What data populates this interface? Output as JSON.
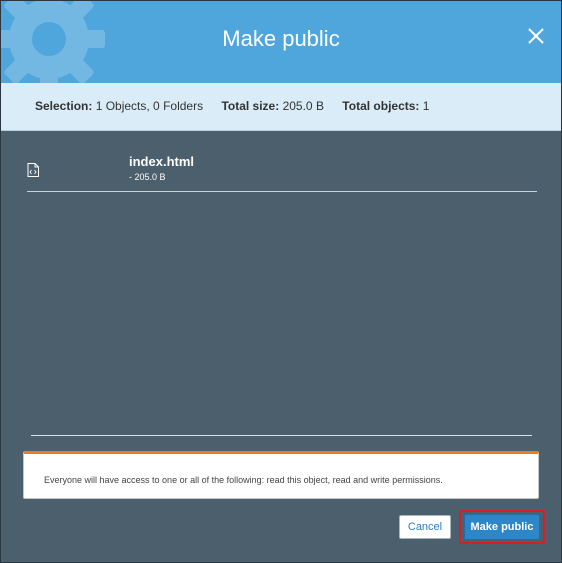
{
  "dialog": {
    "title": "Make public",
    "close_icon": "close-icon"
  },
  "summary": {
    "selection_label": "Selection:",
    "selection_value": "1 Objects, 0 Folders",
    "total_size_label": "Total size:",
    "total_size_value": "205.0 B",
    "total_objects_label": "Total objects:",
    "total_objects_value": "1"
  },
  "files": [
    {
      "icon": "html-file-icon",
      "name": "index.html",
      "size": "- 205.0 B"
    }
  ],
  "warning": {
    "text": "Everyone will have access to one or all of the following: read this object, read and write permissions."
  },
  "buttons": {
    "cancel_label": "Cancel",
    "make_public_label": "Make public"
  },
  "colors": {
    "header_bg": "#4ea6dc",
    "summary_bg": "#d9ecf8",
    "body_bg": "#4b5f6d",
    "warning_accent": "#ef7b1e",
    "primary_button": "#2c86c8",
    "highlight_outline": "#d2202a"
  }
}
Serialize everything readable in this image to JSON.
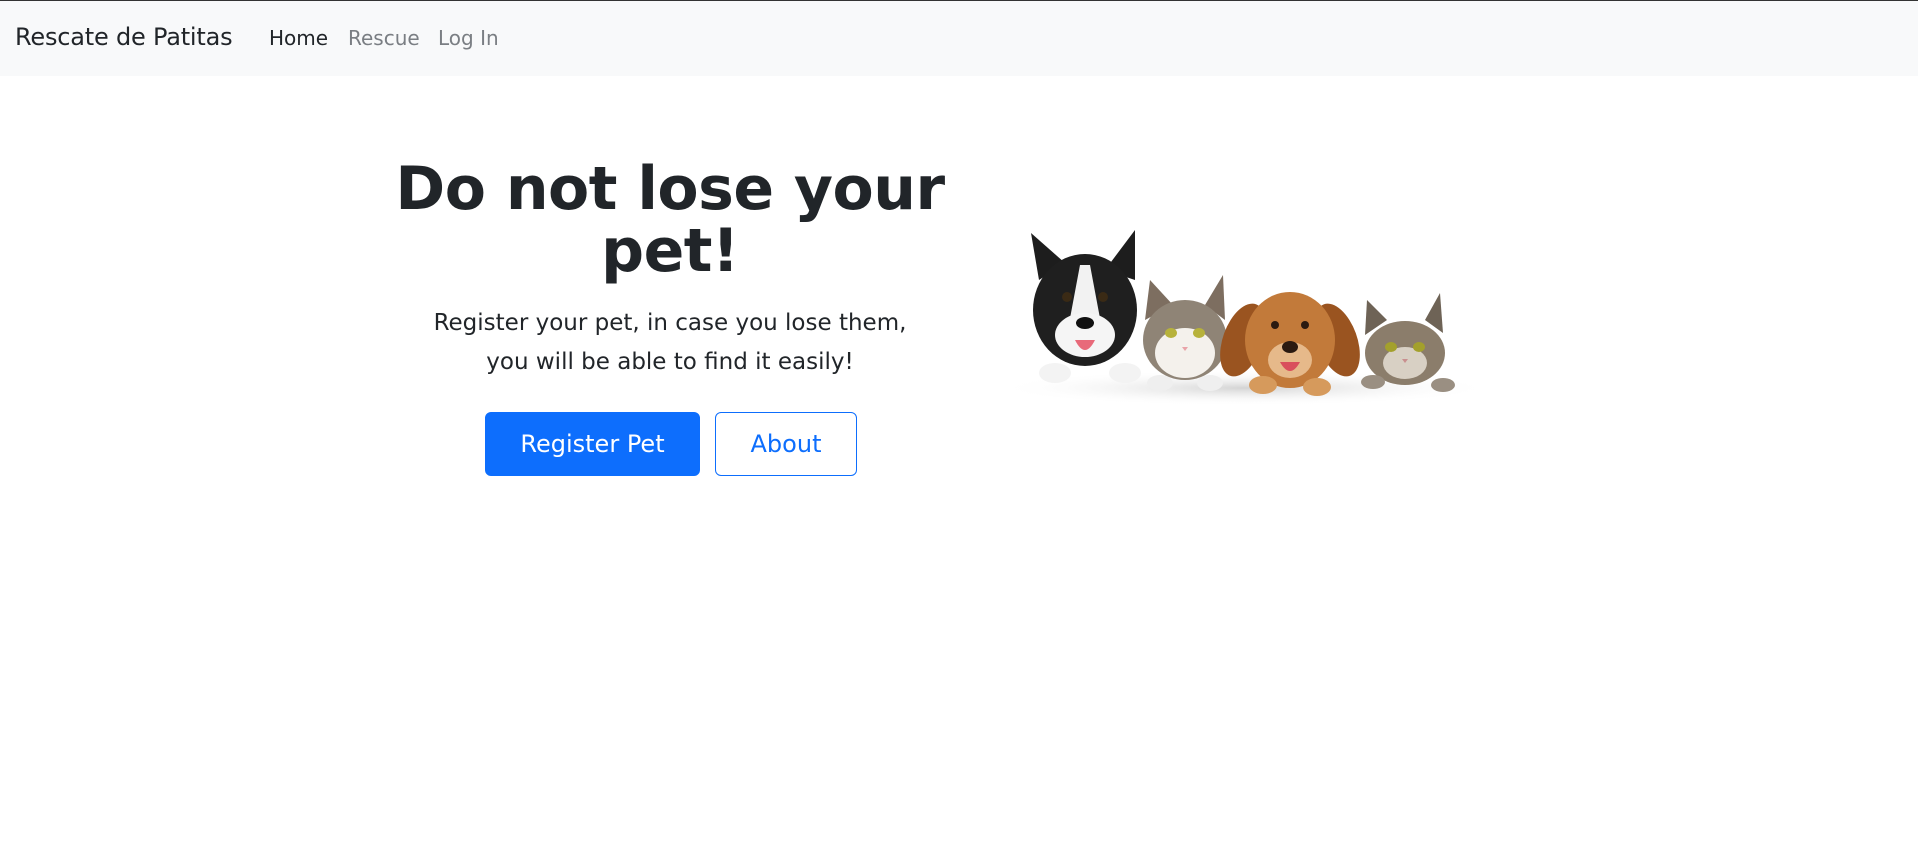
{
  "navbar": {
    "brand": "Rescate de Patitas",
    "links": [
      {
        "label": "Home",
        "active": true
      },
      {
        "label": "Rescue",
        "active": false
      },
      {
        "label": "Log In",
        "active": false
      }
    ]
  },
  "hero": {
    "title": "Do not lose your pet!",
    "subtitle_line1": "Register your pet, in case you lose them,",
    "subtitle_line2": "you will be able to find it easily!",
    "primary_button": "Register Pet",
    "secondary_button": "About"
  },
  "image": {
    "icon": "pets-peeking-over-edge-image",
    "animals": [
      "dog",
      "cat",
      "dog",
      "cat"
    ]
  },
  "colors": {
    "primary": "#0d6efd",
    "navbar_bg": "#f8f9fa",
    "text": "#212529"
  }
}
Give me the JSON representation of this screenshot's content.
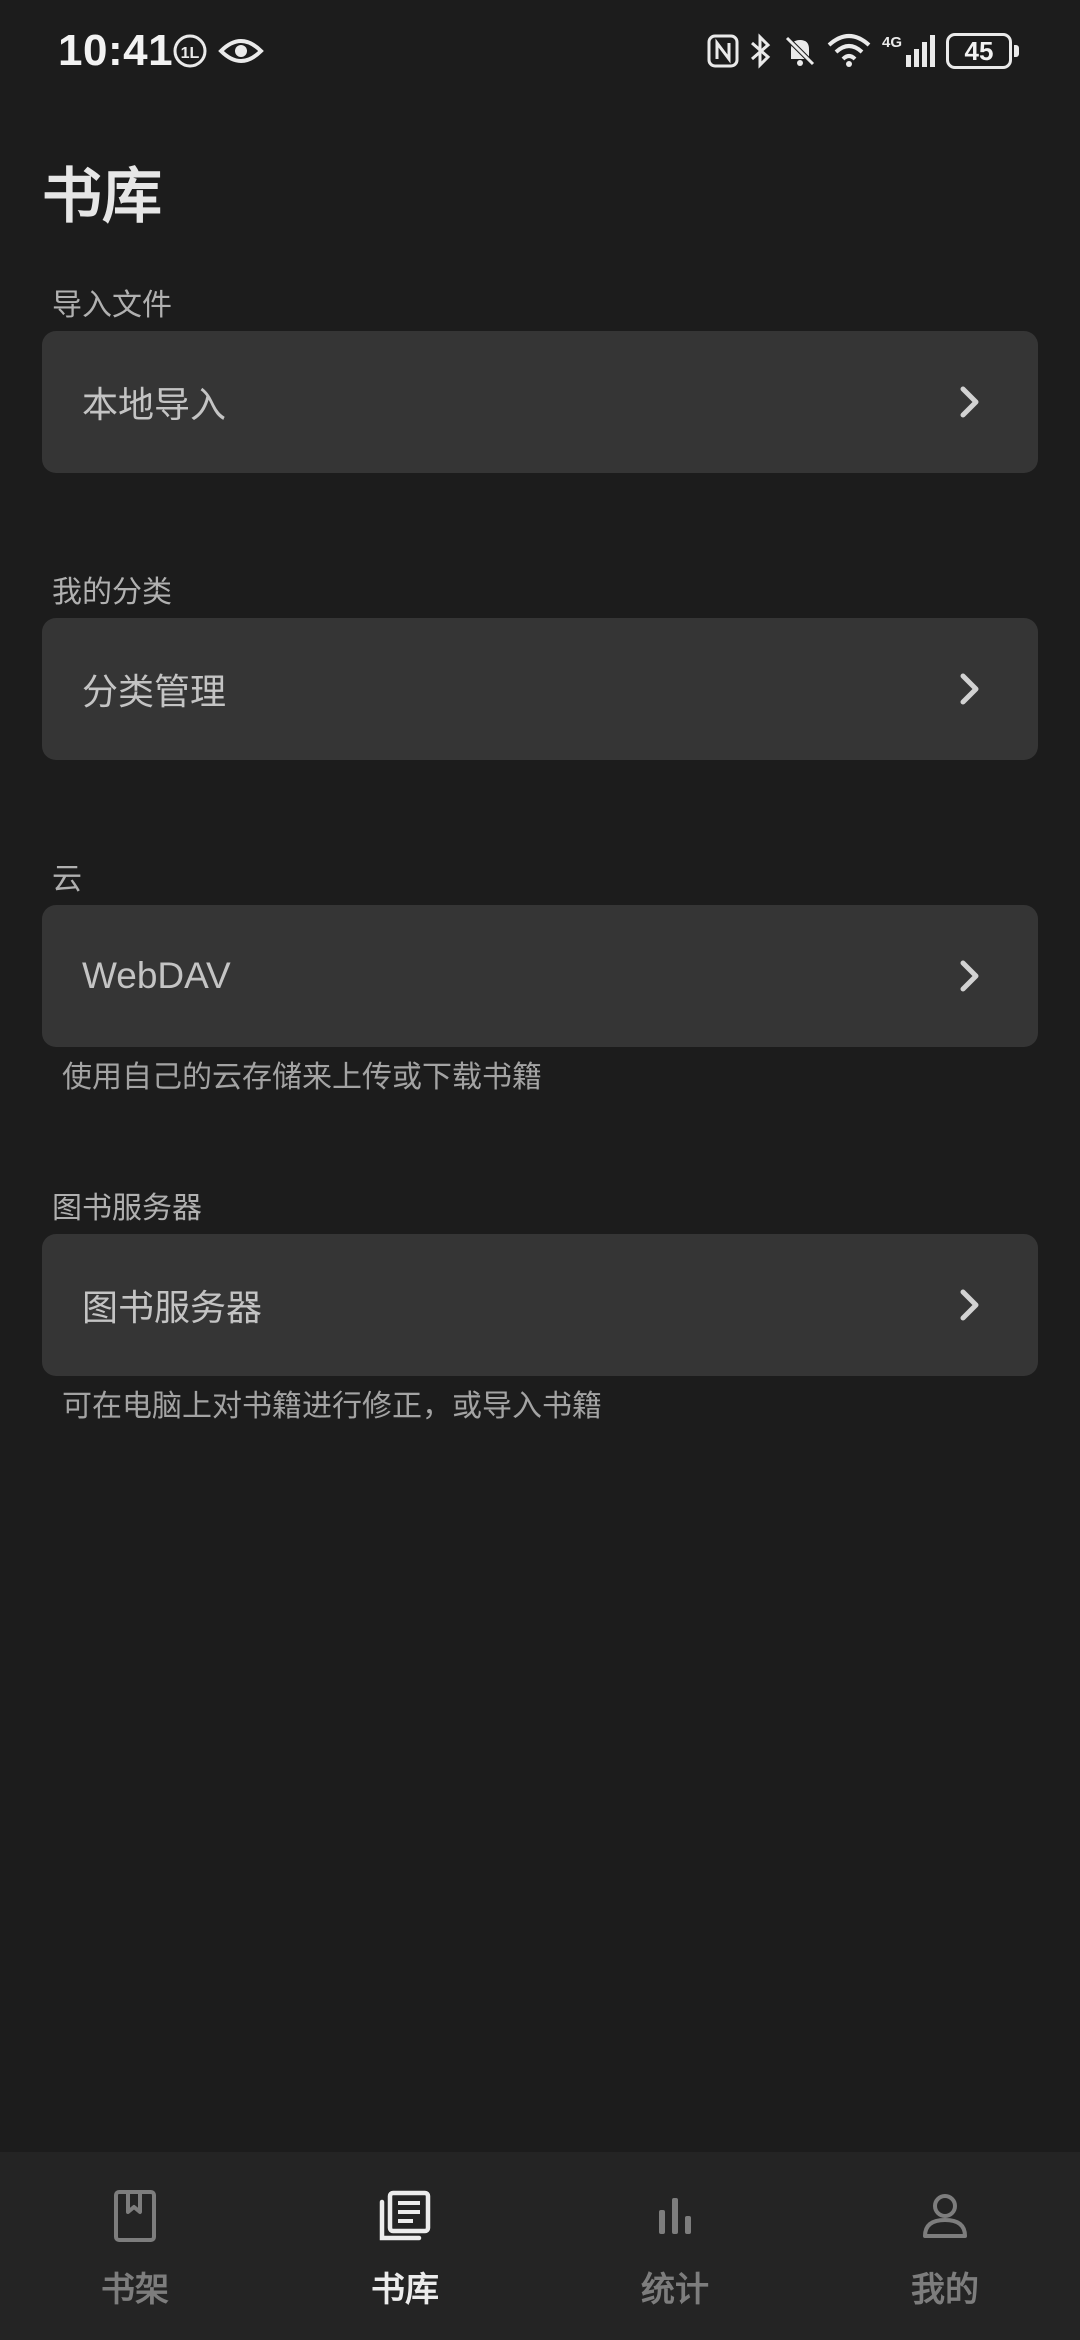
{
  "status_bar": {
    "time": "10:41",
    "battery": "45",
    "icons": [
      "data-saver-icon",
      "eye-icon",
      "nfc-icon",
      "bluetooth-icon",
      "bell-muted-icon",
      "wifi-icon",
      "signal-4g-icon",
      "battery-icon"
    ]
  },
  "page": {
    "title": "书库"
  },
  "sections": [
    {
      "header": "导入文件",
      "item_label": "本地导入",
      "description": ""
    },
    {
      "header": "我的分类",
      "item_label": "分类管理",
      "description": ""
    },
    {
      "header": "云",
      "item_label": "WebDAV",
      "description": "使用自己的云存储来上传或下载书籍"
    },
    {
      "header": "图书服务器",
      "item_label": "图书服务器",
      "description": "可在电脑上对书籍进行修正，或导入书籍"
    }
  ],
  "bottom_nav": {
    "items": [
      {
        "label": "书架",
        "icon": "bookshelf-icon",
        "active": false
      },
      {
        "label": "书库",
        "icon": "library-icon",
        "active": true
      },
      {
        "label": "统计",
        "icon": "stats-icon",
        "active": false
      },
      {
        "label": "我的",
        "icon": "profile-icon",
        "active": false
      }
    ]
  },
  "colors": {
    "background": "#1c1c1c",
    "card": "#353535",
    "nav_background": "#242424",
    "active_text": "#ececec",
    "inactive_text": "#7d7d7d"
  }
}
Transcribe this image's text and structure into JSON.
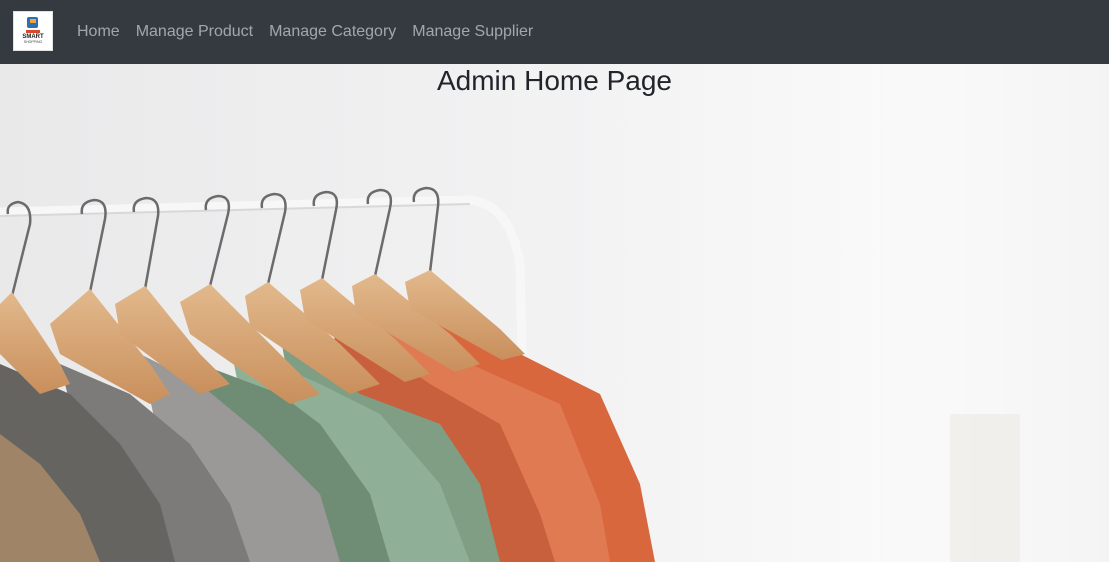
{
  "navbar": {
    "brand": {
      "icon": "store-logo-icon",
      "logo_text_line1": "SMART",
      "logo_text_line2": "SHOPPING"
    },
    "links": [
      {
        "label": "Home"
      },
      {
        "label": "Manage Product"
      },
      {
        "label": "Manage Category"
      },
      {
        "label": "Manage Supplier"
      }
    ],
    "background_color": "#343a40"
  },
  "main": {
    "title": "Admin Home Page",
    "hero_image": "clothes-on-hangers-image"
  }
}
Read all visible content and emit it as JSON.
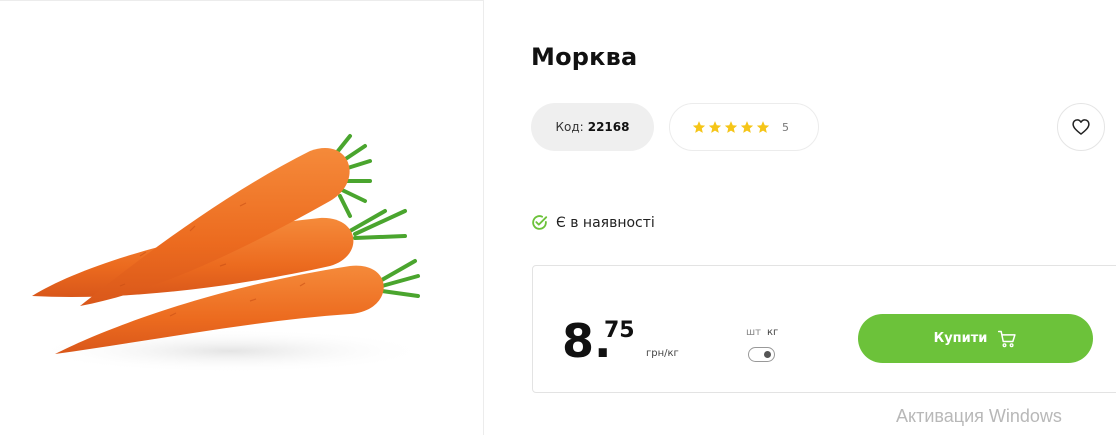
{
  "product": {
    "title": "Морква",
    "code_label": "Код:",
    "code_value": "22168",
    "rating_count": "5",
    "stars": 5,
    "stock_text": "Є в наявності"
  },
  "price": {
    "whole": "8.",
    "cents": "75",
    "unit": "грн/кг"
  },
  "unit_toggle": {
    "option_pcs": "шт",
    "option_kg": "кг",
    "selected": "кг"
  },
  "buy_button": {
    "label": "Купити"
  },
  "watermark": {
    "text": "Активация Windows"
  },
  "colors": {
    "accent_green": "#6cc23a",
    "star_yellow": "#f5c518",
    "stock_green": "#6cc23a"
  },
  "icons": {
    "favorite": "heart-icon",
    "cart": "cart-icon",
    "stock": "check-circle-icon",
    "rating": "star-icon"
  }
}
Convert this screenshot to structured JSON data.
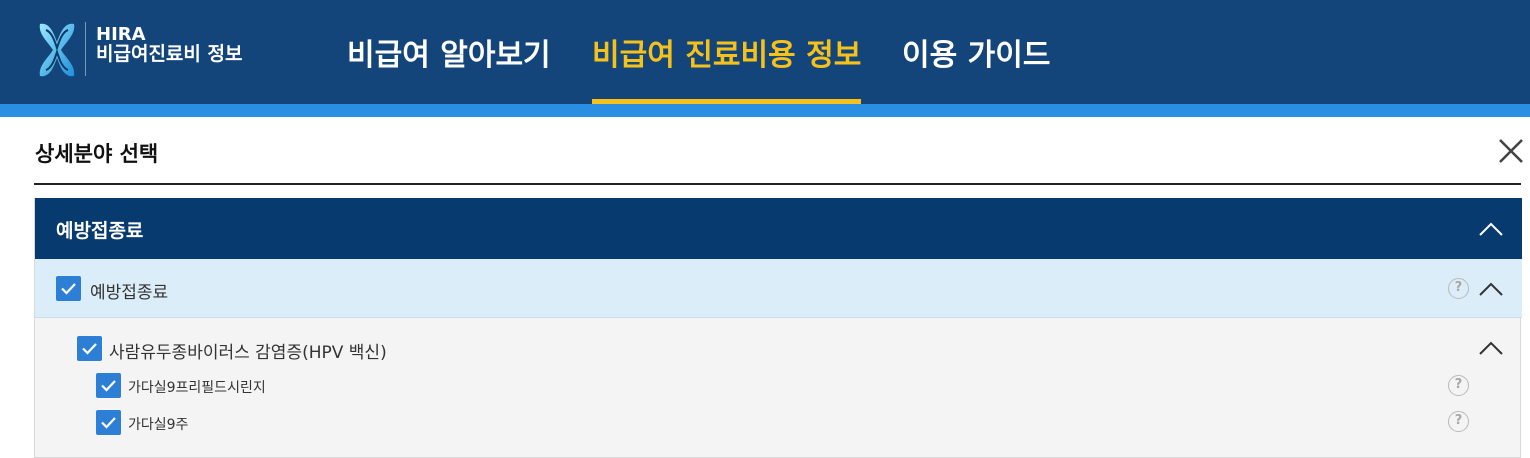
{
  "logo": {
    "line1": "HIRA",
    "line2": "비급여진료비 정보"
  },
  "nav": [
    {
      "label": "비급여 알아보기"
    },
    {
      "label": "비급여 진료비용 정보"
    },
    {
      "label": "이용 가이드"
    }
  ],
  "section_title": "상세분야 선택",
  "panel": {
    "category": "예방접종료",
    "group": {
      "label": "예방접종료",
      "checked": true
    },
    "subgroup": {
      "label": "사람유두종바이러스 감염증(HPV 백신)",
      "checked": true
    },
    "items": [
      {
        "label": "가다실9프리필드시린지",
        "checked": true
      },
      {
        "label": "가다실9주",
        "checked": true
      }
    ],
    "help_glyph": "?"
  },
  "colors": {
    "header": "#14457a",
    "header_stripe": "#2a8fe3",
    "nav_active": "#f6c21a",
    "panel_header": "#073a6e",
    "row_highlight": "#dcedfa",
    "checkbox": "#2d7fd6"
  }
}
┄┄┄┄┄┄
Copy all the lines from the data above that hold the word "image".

Serialize everything readable in this image to JSON.
  "image": {
    "icon": "pets-peeking-over-edge-image",
Transcribe this image's text and structure into JSON.
    "hero_image": "clothes-on-hangers-image"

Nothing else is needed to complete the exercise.